INFORMATION GIVEN -
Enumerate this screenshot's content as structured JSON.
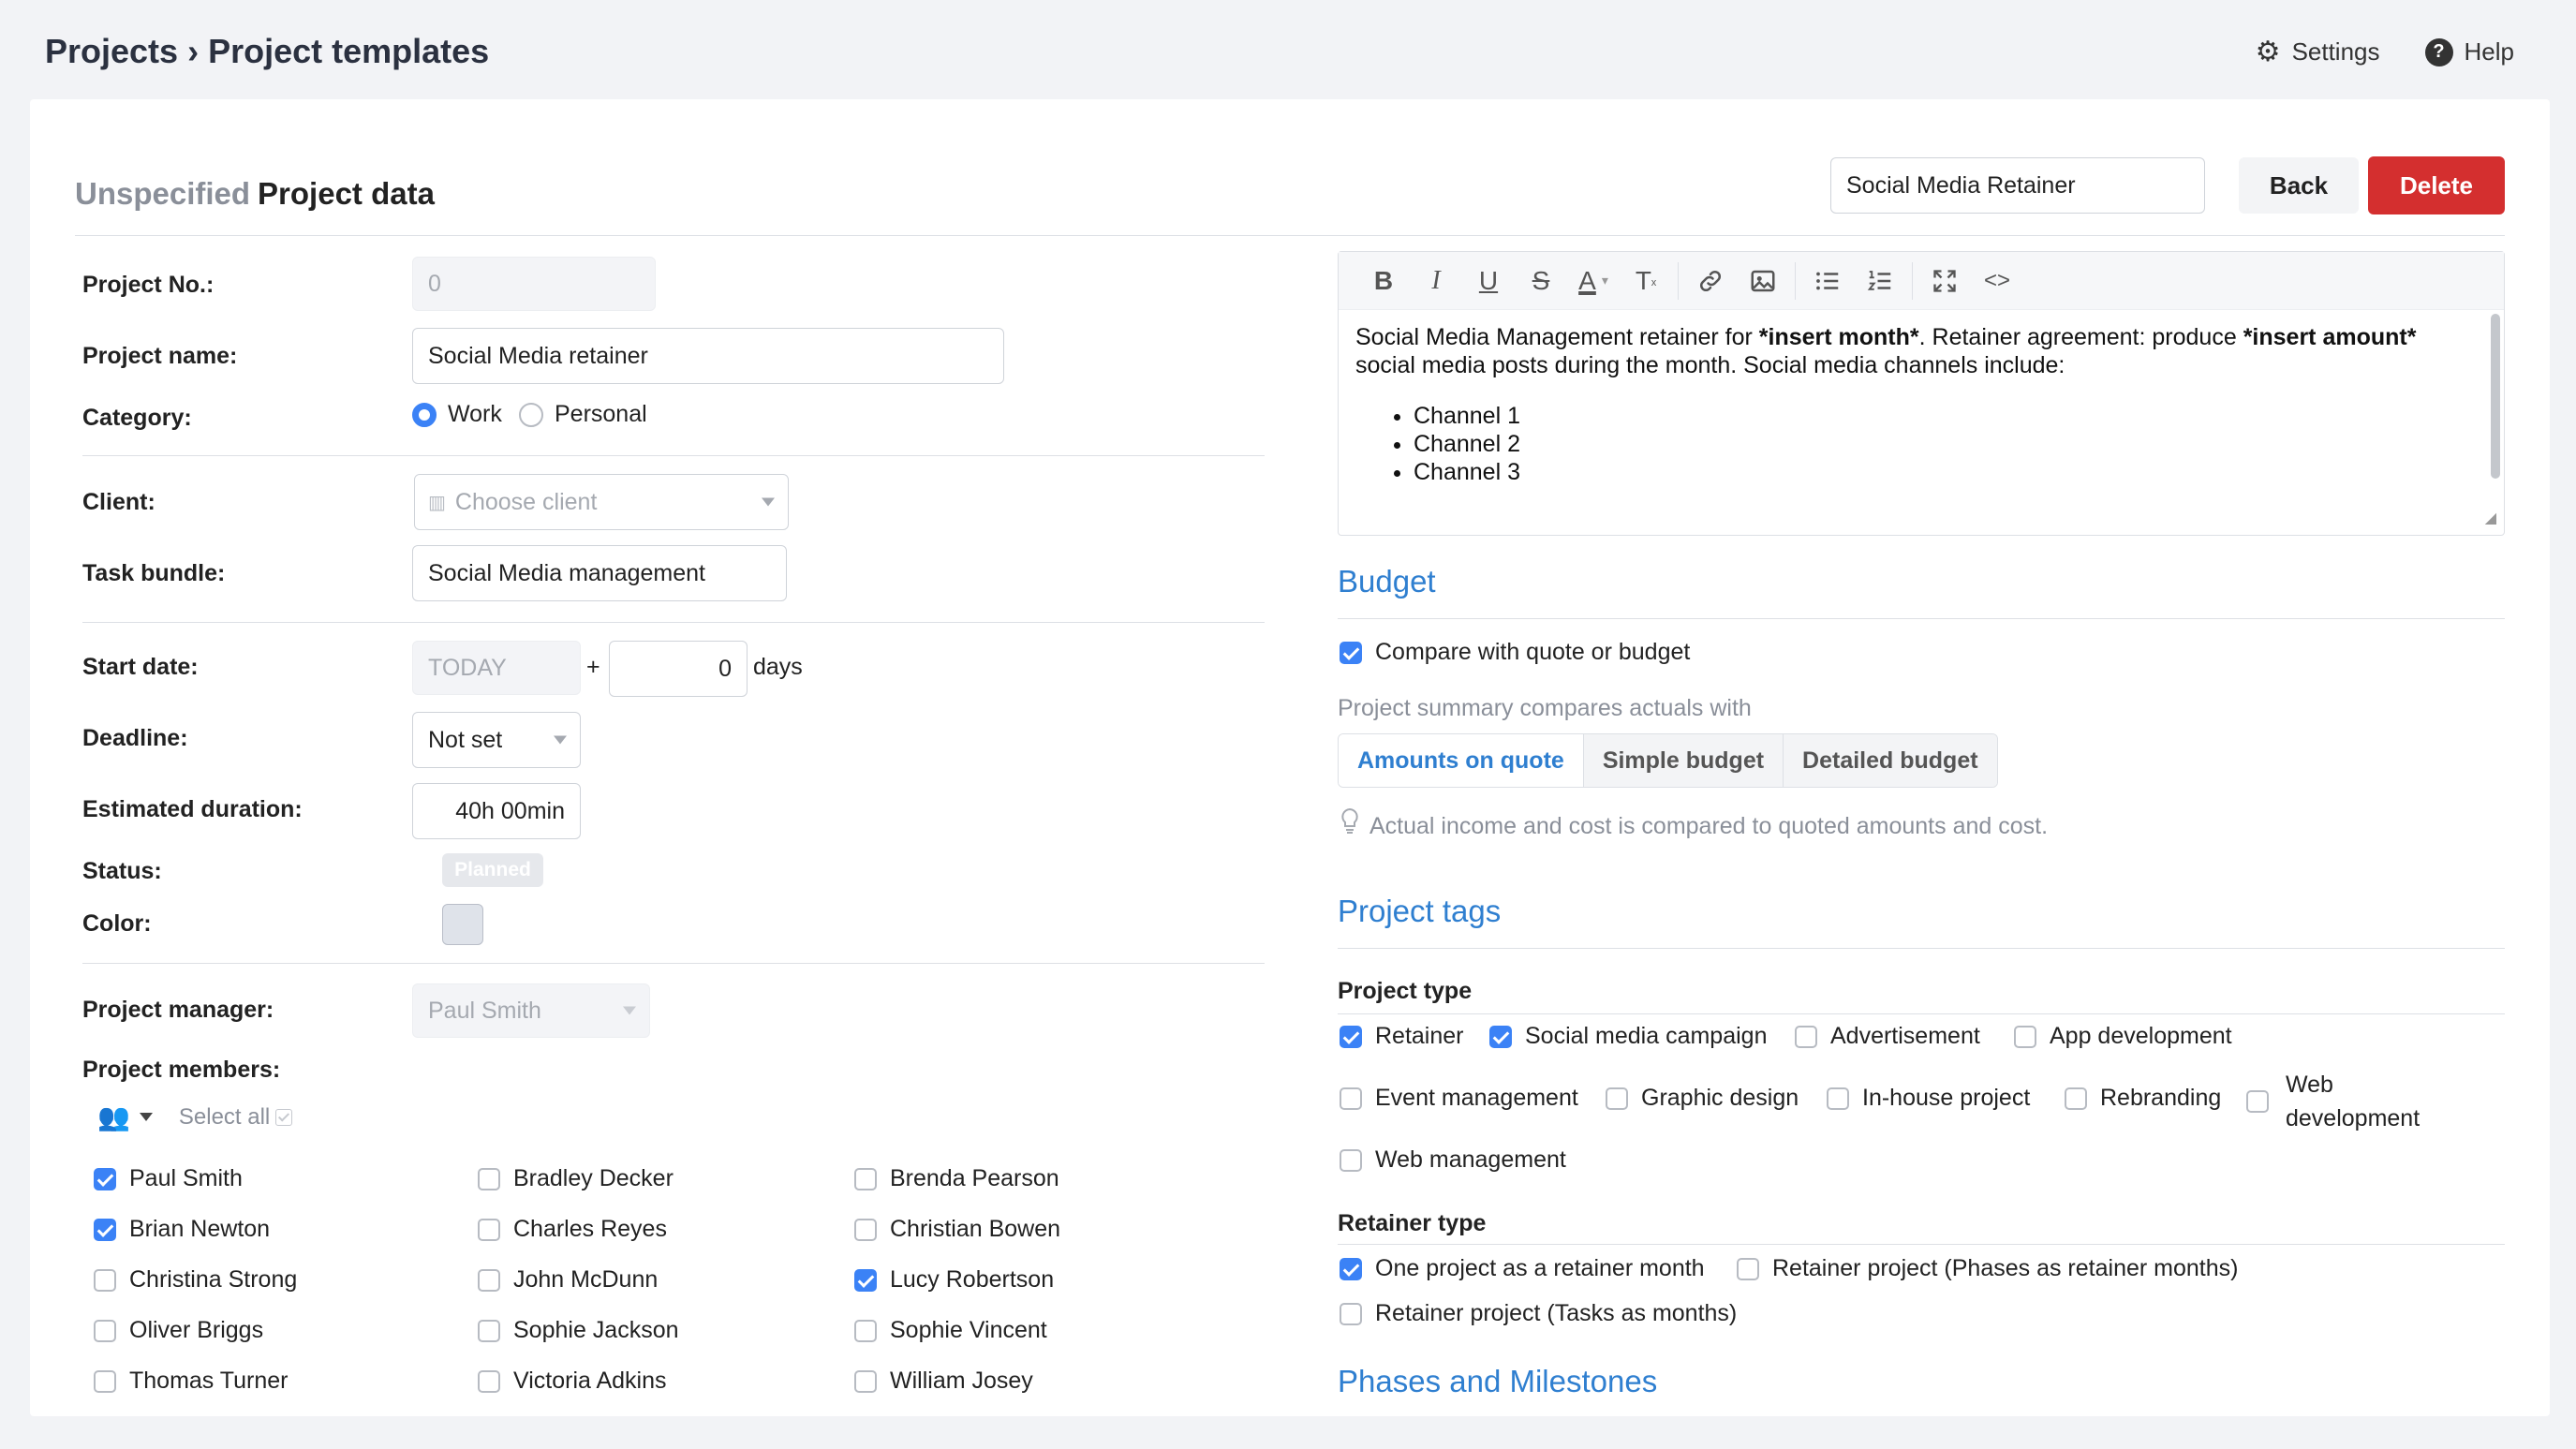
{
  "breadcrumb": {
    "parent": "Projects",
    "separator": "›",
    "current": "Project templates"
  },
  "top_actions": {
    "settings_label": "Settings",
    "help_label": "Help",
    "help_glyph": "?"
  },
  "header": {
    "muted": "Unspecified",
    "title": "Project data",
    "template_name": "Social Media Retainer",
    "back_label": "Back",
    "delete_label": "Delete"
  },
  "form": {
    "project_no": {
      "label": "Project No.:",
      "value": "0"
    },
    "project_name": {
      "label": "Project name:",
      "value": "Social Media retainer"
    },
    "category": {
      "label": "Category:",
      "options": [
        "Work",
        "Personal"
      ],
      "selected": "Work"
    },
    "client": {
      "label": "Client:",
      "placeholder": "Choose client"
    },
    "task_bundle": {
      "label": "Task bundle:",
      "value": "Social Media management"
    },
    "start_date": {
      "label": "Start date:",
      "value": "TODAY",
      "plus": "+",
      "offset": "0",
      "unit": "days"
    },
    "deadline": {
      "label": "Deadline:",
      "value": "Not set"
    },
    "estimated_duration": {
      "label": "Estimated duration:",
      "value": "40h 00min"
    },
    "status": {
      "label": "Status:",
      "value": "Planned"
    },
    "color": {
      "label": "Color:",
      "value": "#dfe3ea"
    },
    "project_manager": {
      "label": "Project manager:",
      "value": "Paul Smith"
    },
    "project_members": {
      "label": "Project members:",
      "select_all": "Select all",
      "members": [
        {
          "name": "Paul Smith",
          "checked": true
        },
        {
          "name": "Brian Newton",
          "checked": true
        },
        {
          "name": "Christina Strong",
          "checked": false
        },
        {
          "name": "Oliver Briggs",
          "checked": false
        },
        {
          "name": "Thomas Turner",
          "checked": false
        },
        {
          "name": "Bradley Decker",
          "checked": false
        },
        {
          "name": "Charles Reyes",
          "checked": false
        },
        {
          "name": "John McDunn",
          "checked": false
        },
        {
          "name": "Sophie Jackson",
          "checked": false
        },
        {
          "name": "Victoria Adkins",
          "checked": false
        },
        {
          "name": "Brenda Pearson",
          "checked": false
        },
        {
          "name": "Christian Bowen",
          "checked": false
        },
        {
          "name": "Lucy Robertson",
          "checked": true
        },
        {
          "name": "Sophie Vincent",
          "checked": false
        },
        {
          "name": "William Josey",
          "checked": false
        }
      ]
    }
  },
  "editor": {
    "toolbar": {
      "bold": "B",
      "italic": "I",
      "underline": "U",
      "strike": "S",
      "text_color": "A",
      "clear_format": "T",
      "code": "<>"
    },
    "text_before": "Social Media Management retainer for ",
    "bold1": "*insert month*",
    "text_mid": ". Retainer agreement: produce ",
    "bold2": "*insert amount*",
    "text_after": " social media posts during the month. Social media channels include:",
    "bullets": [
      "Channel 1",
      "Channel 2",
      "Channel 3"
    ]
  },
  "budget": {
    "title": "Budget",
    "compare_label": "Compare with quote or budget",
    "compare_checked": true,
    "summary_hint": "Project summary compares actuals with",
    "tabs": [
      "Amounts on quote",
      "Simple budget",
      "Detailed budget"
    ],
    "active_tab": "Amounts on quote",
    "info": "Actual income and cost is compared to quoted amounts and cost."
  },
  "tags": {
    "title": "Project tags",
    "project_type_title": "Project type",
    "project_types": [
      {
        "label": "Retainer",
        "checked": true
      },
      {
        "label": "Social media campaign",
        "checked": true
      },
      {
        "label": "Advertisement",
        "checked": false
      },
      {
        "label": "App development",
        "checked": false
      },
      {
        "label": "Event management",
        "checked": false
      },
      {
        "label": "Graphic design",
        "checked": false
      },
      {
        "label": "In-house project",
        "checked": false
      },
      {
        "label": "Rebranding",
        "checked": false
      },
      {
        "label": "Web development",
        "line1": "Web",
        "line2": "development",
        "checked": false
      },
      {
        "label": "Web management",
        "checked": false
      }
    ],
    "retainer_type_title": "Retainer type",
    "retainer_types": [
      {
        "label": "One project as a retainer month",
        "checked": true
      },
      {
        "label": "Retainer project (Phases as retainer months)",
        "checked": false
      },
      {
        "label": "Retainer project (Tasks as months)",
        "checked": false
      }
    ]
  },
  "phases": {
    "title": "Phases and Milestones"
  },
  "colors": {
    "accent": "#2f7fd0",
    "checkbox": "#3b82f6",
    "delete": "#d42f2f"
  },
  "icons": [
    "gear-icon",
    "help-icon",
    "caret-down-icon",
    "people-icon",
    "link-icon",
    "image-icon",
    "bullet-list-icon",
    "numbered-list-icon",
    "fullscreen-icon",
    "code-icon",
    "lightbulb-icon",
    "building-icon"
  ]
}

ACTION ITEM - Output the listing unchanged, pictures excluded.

EXERCISE ANSWER -
Enumerate this screenshot's content as structured JSON.
{
  "breadcrumb": {
    "parent": "Projects",
    "separator": "›",
    "current": "Project templates"
  },
  "top_actions": {
    "settings_label": "Settings",
    "help_label": "Help",
    "help_glyph": "?"
  },
  "header": {
    "muted": "Unspecified",
    "title": "Project data",
    "template_name": "Social Media Retainer",
    "back_label": "Back",
    "delete_label": "Delete"
  },
  "form": {
    "project_no": {
      "label": "Project No.:",
      "value": "0"
    },
    "project_name": {
      "label": "Project name:",
      "value": "Social Media retainer"
    },
    "category": {
      "label": "Category:",
      "options": [
        "Work",
        "Personal"
      ],
      "selected": "Work"
    },
    "client": {
      "label": "Client:",
      "placeholder": "Choose client"
    },
    "task_bundle": {
      "label": "Task bundle:",
      "value": "Social Media management"
    },
    "start_date": {
      "label": "Start date:",
      "value": "TODAY",
      "plus": "+",
      "offset": "0",
      "unit": "days"
    },
    "deadline": {
      "label": "Deadline:",
      "value": "Not set"
    },
    "estimated_duration": {
      "label": "Estimated duration:",
      "value": "40h 00min"
    },
    "status": {
      "label": "Status:",
      "value": "Planned"
    },
    "color": {
      "label": "Color:",
      "value": "#dfe3ea"
    },
    "project_manager": {
      "label": "Project manager:",
      "value": "Paul Smith"
    },
    "project_members": {
      "label": "Project members:",
      "select_all": "Select all",
      "members": [
        {
          "name": "Paul Smith",
          "checked": true
        },
        {
          "name": "Brian Newton",
          "checked": true
        },
        {
          "name": "Christina Strong",
          "checked": false
        },
        {
          "name": "Oliver Briggs",
          "checked": false
        },
        {
          "name": "Thomas Turner",
          "checked": false
        },
        {
          "name": "Bradley Decker",
          "checked": false
        },
        {
          "name": "Charles Reyes",
          "checked": false
        },
        {
          "name": "John McDunn",
          "checked": false
        },
        {
          "name": "Sophie Jackson",
          "checked": false
        },
        {
          "name": "Victoria Adkins",
          "checked": false
        },
        {
          "name": "Brenda Pearson",
          "checked": false
        },
        {
          "name": "Christian Bowen",
          "checked": false
        },
        {
          "name": "Lucy Robertson",
          "checked": true
        },
        {
          "name": "Sophie Vincent",
          "checked": false
        },
        {
          "name": "William Josey",
          "checked": false
        }
      ]
    }
  },
  "editor": {
    "toolbar": {
      "bold": "B",
      "italic": "I",
      "underline": "U",
      "strike": "S",
      "text_color": "A",
      "clear_format": "T",
      "code": "<>"
    },
    "text_before": "Social Media Management retainer for ",
    "bold1": "*insert month*",
    "text_mid": ". Retainer agreement: produce ",
    "bold2": "*insert amount*",
    "text_after": " social media posts during the month. Social media channels include:",
    "bullets": [
      "Channel 1",
      "Channel 2",
      "Channel 3"
    ]
  },
  "budget": {
    "title": "Budget",
    "compare_label": "Compare with quote or budget",
    "compare_checked": true,
    "summary_hint": "Project summary compares actuals with",
    "tabs": [
      "Amounts on quote",
      "Simple budget",
      "Detailed budget"
    ],
    "active_tab": "Amounts on quote",
    "info": "Actual income and cost is compared to quoted amounts and cost."
  },
  "tags": {
    "title": "Project tags",
    "project_type_title": "Project type",
    "project_types": [
      {
        "label": "Retainer",
        "checked": true
      },
      {
        "label": "Social media campaign",
        "checked": true
      },
      {
        "label": "Advertisement",
        "checked": false
      },
      {
        "label": "App development",
        "checked": false
      },
      {
        "label": "Event management",
        "checked": false
      },
      {
        "label": "Graphic design",
        "checked": false
      },
      {
        "label": "In-house project",
        "checked": false
      },
      {
        "label": "Rebranding",
        "checked": false
      },
      {
        "label": "Web development",
        "line1": "Web",
        "line2": "development",
        "checked": false
      },
      {
        "label": "Web management",
        "checked": false
      }
    ],
    "retainer_type_title": "Retainer type",
    "retainer_types": [
      {
        "label": "One project as a retainer month",
        "checked": true
      },
      {
        "label": "Retainer project (Phases as retainer months)",
        "checked": false
      },
      {
        "label": "Retainer project (Tasks as months)",
        "checked": false
      }
    ]
  },
  "phases": {
    "title": "Phases and Milestones"
  },
  "colors": {
    "accent": "#2f7fd0",
    "checkbox": "#3b82f6",
    "delete": "#d42f2f"
  },
  "icons": [
    "gear-icon",
    "help-icon",
    "caret-down-icon",
    "people-icon",
    "link-icon",
    "image-icon",
    "bullet-list-icon",
    "numbered-list-icon",
    "fullscreen-icon",
    "code-icon",
    "lightbulb-icon",
    "building-icon"
  ]
}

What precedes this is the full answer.